# Work required:
Copy the data exactly.

[Opening Data supplied section]

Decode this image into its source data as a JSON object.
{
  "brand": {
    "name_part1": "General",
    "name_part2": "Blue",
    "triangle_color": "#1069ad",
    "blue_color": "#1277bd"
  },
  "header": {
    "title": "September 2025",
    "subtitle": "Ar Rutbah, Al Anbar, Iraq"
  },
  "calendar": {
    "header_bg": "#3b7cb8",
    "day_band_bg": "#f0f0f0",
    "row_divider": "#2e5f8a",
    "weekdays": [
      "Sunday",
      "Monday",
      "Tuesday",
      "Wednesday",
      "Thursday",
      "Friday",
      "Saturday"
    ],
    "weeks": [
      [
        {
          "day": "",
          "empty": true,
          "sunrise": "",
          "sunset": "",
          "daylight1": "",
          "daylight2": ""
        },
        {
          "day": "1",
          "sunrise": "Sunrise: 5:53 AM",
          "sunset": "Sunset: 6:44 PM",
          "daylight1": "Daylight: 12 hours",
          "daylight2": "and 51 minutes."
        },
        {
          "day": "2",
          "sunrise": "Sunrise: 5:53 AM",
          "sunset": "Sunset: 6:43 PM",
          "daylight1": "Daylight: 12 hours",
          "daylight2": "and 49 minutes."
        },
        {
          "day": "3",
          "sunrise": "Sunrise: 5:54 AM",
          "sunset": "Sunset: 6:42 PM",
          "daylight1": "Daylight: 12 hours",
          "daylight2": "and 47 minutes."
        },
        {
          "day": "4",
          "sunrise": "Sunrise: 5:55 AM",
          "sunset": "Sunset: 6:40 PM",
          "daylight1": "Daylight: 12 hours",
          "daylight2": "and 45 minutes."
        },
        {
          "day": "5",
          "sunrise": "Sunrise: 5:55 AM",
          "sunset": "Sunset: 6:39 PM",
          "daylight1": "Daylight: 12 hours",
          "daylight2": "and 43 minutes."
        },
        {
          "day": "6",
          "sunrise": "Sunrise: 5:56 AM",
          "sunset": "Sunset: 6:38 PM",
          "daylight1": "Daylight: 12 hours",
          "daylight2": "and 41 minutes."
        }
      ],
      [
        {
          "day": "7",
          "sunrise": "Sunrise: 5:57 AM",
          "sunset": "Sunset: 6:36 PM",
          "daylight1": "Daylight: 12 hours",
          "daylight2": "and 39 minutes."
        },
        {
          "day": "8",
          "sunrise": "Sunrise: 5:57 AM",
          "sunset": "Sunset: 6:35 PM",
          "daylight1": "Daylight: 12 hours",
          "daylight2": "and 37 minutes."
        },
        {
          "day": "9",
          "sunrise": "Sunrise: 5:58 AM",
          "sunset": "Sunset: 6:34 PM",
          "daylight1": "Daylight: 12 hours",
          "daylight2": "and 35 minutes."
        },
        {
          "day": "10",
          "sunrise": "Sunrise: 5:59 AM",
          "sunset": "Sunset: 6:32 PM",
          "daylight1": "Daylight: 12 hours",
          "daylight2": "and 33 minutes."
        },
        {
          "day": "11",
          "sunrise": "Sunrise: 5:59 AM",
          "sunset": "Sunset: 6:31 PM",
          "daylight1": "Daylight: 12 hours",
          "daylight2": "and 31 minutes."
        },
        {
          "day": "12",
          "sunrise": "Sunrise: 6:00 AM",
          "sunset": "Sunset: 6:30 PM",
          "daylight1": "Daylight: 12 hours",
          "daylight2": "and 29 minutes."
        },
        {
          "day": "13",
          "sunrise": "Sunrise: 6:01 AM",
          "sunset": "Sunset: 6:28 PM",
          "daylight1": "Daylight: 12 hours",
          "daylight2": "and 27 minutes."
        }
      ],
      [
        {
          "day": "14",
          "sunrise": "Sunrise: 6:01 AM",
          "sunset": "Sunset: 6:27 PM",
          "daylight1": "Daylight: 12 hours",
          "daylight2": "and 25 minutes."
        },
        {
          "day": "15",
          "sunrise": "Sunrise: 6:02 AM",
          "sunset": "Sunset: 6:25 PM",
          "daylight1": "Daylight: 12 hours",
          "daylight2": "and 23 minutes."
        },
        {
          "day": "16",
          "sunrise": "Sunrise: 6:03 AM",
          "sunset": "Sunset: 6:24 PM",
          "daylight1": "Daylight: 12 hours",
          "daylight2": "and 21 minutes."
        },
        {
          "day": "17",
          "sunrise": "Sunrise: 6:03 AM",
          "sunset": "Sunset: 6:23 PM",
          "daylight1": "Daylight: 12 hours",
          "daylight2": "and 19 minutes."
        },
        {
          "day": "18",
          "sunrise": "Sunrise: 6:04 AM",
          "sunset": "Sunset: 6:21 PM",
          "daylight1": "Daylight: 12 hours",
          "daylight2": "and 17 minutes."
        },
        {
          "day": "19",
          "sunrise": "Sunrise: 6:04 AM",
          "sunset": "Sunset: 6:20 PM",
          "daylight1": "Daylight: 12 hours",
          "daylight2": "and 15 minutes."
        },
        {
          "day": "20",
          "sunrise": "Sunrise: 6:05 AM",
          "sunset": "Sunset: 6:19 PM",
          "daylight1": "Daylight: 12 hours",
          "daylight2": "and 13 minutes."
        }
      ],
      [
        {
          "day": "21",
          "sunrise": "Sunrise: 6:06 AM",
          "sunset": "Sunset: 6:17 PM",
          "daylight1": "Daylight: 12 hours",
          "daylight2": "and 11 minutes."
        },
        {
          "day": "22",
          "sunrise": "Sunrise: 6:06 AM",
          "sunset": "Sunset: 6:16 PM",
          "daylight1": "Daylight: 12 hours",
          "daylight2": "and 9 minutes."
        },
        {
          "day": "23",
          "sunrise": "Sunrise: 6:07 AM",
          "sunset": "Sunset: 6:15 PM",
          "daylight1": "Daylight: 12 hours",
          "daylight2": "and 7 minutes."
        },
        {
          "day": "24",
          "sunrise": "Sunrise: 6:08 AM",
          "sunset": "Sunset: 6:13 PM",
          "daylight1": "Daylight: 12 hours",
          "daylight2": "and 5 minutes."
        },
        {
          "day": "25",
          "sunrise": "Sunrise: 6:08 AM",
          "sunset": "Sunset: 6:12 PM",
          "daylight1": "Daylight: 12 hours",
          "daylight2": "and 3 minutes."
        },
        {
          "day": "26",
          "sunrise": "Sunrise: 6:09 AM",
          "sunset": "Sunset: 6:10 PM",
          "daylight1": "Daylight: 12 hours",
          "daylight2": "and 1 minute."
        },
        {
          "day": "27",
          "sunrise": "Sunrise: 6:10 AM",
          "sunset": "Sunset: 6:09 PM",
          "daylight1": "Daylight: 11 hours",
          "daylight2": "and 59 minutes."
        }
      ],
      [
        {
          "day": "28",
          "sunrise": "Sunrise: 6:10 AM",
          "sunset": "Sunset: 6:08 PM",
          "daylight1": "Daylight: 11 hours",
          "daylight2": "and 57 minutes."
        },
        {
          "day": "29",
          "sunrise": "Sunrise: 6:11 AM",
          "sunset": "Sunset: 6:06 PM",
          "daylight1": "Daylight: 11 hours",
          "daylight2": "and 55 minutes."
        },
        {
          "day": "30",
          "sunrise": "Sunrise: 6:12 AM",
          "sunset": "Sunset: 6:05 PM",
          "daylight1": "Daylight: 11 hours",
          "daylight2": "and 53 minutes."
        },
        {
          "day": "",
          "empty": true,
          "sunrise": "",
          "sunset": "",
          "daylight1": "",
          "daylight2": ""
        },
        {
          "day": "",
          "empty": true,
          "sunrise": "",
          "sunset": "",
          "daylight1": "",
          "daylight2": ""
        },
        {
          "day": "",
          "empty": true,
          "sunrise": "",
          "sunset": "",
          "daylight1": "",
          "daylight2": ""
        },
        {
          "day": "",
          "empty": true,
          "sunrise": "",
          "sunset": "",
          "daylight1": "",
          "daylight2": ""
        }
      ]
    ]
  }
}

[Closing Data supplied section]

# Output for this task:
Decode this image into its source data as a JSON object.
{
  "brand": {
    "name_part1": "General",
    "name_part2": "Blue",
    "triangle_color": "#1069ad",
    "blue_color": "#1277bd"
  },
  "header": {
    "title": "September 2025",
    "subtitle": "Ar Rutbah, Al Anbar, Iraq"
  },
  "calendar": {
    "header_bg": "#3b7cb8",
    "day_band_bg": "#f0f0f0",
    "row_divider": "#2e5f8a",
    "weekdays": [
      "Sunday",
      "Monday",
      "Tuesday",
      "Wednesday",
      "Thursday",
      "Friday",
      "Saturday"
    ],
    "weeks": [
      [
        {
          "day": "",
          "empty": true,
          "sunrise": "",
          "sunset": "",
          "daylight1": "",
          "daylight2": ""
        },
        {
          "day": "1",
          "sunrise": "Sunrise: 5:53 AM",
          "sunset": "Sunset: 6:44 PM",
          "daylight1": "Daylight: 12 hours",
          "daylight2": "and 51 minutes."
        },
        {
          "day": "2",
          "sunrise": "Sunrise: 5:53 AM",
          "sunset": "Sunset: 6:43 PM",
          "daylight1": "Daylight: 12 hours",
          "daylight2": "and 49 minutes."
        },
        {
          "day": "3",
          "sunrise": "Sunrise: 5:54 AM",
          "sunset": "Sunset: 6:42 PM",
          "daylight1": "Daylight: 12 hours",
          "daylight2": "and 47 minutes."
        },
        {
          "day": "4",
          "sunrise": "Sunrise: 5:55 AM",
          "sunset": "Sunset: 6:40 PM",
          "daylight1": "Daylight: 12 hours",
          "daylight2": "and 45 minutes."
        },
        {
          "day": "5",
          "sunrise": "Sunrise: 5:55 AM",
          "sunset": "Sunset: 6:39 PM",
          "daylight1": "Daylight: 12 hours",
          "daylight2": "and 43 minutes."
        },
        {
          "day": "6",
          "sunrise": "Sunrise: 5:56 AM",
          "sunset": "Sunset: 6:38 PM",
          "daylight1": "Daylight: 12 hours",
          "daylight2": "and 41 minutes."
        }
      ],
      [
        {
          "day": "7",
          "sunrise": "Sunrise: 5:57 AM",
          "sunset": "Sunset: 6:36 PM",
          "daylight1": "Daylight: 12 hours",
          "daylight2": "and 39 minutes."
        },
        {
          "day": "8",
          "sunrise": "Sunrise: 5:57 AM",
          "sunset": "Sunset: 6:35 PM",
          "daylight1": "Daylight: 12 hours",
          "daylight2": "and 37 minutes."
        },
        {
          "day": "9",
          "sunrise": "Sunrise: 5:58 AM",
          "sunset": "Sunset: 6:34 PM",
          "daylight1": "Daylight: 12 hours",
          "daylight2": "and 35 minutes."
        },
        {
          "day": "10",
          "sunrise": "Sunrise: 5:59 AM",
          "sunset": "Sunset: 6:32 PM",
          "daylight1": "Daylight: 12 hours",
          "daylight2": "and 33 minutes."
        },
        {
          "day": "11",
          "sunrise": "Sunrise: 5:59 AM",
          "sunset": "Sunset: 6:31 PM",
          "daylight1": "Daylight: 12 hours",
          "daylight2": "and 31 minutes."
        },
        {
          "day": "12",
          "sunrise": "Sunrise: 6:00 AM",
          "sunset": "Sunset: 6:30 PM",
          "daylight1": "Daylight: 12 hours",
          "daylight2": "and 29 minutes."
        },
        {
          "day": "13",
          "sunrise": "Sunrise: 6:01 AM",
          "sunset": "Sunset: 6:28 PM",
          "daylight1": "Daylight: 12 hours",
          "daylight2": "and 27 minutes."
        }
      ],
      [
        {
          "day": "14",
          "sunrise": "Sunrise: 6:01 AM",
          "sunset": "Sunset: 6:27 PM",
          "daylight1": "Daylight: 12 hours",
          "daylight2": "and 25 minutes."
        },
        {
          "day": "15",
          "sunrise": "Sunrise: 6:02 AM",
          "sunset": "Sunset: 6:25 PM",
          "daylight1": "Daylight: 12 hours",
          "daylight2": "and 23 minutes."
        },
        {
          "day": "16",
          "sunrise": "Sunrise: 6:03 AM",
          "sunset": "Sunset: 6:24 PM",
          "daylight1": "Daylight: 12 hours",
          "daylight2": "and 21 minutes."
        },
        {
          "day": "17",
          "sunrise": "Sunrise: 6:03 AM",
          "sunset": "Sunset: 6:23 PM",
          "daylight1": "Daylight: 12 hours",
          "daylight2": "and 19 minutes."
        },
        {
          "day": "18",
          "sunrise": "Sunrise: 6:04 AM",
          "sunset": "Sunset: 6:21 PM",
          "daylight1": "Daylight: 12 hours",
          "daylight2": "and 17 minutes."
        },
        {
          "day": "19",
          "sunrise": "Sunrise: 6:04 AM",
          "sunset": "Sunset: 6:20 PM",
          "daylight1": "Daylight: 12 hours",
          "daylight2": "and 15 minutes."
        },
        {
          "day": "20",
          "sunrise": "Sunrise: 6:05 AM",
          "sunset": "Sunset: 6:19 PM",
          "daylight1": "Daylight: 12 hours",
          "daylight2": "and 13 minutes."
        }
      ],
      [
        {
          "day": "21",
          "sunrise": "Sunrise: 6:06 AM",
          "sunset": "Sunset: 6:17 PM",
          "daylight1": "Daylight: 12 hours",
          "daylight2": "and 11 minutes."
        },
        {
          "day": "22",
          "sunrise": "Sunrise: 6:06 AM",
          "sunset": "Sunset: 6:16 PM",
          "daylight1": "Daylight: 12 hours",
          "daylight2": "and 9 minutes."
        },
        {
          "day": "23",
          "sunrise": "Sunrise: 6:07 AM",
          "sunset": "Sunset: 6:15 PM",
          "daylight1": "Daylight: 12 hours",
          "daylight2": "and 7 minutes."
        },
        {
          "day": "24",
          "sunrise": "Sunrise: 6:08 AM",
          "sunset": "Sunset: 6:13 PM",
          "daylight1": "Daylight: 12 hours",
          "daylight2": "and 5 minutes."
        },
        {
          "day": "25",
          "sunrise": "Sunrise: 6:08 AM",
          "sunset": "Sunset: 6:12 PM",
          "daylight1": "Daylight: 12 hours",
          "daylight2": "and 3 minutes."
        },
        {
          "day": "26",
          "sunrise": "Sunrise: 6:09 AM",
          "sunset": "Sunset: 6:10 PM",
          "daylight1": "Daylight: 12 hours",
          "daylight2": "and 1 minute."
        },
        {
          "day": "27",
          "sunrise": "Sunrise: 6:10 AM",
          "sunset": "Sunset: 6:09 PM",
          "daylight1": "Daylight: 11 hours",
          "daylight2": "and 59 minutes."
        }
      ],
      [
        {
          "day": "28",
          "sunrise": "Sunrise: 6:10 AM",
          "sunset": "Sunset: 6:08 PM",
          "daylight1": "Daylight: 11 hours",
          "daylight2": "and 57 minutes."
        },
        {
          "day": "29",
          "sunrise": "Sunrise: 6:11 AM",
          "sunset": "Sunset: 6:06 PM",
          "daylight1": "Daylight: 11 hours",
          "daylight2": "and 55 minutes."
        },
        {
          "day": "30",
          "sunrise": "Sunrise: 6:12 AM",
          "sunset": "Sunset: 6:05 PM",
          "daylight1": "Daylight: 11 hours",
          "daylight2": "and 53 minutes."
        },
        {
          "day": "",
          "empty": true,
          "sunrise": "",
          "sunset": "",
          "daylight1": "",
          "daylight2": ""
        },
        {
          "day": "",
          "empty": true,
          "sunrise": "",
          "sunset": "",
          "daylight1": "",
          "daylight2": ""
        },
        {
          "day": "",
          "empty": true,
          "sunrise": "",
          "sunset": "",
          "daylight1": "",
          "daylight2": ""
        },
        {
          "day": "",
          "empty": true,
          "sunrise": "",
          "sunset": "",
          "daylight1": "",
          "daylight2": ""
        }
      ]
    ]
  }
}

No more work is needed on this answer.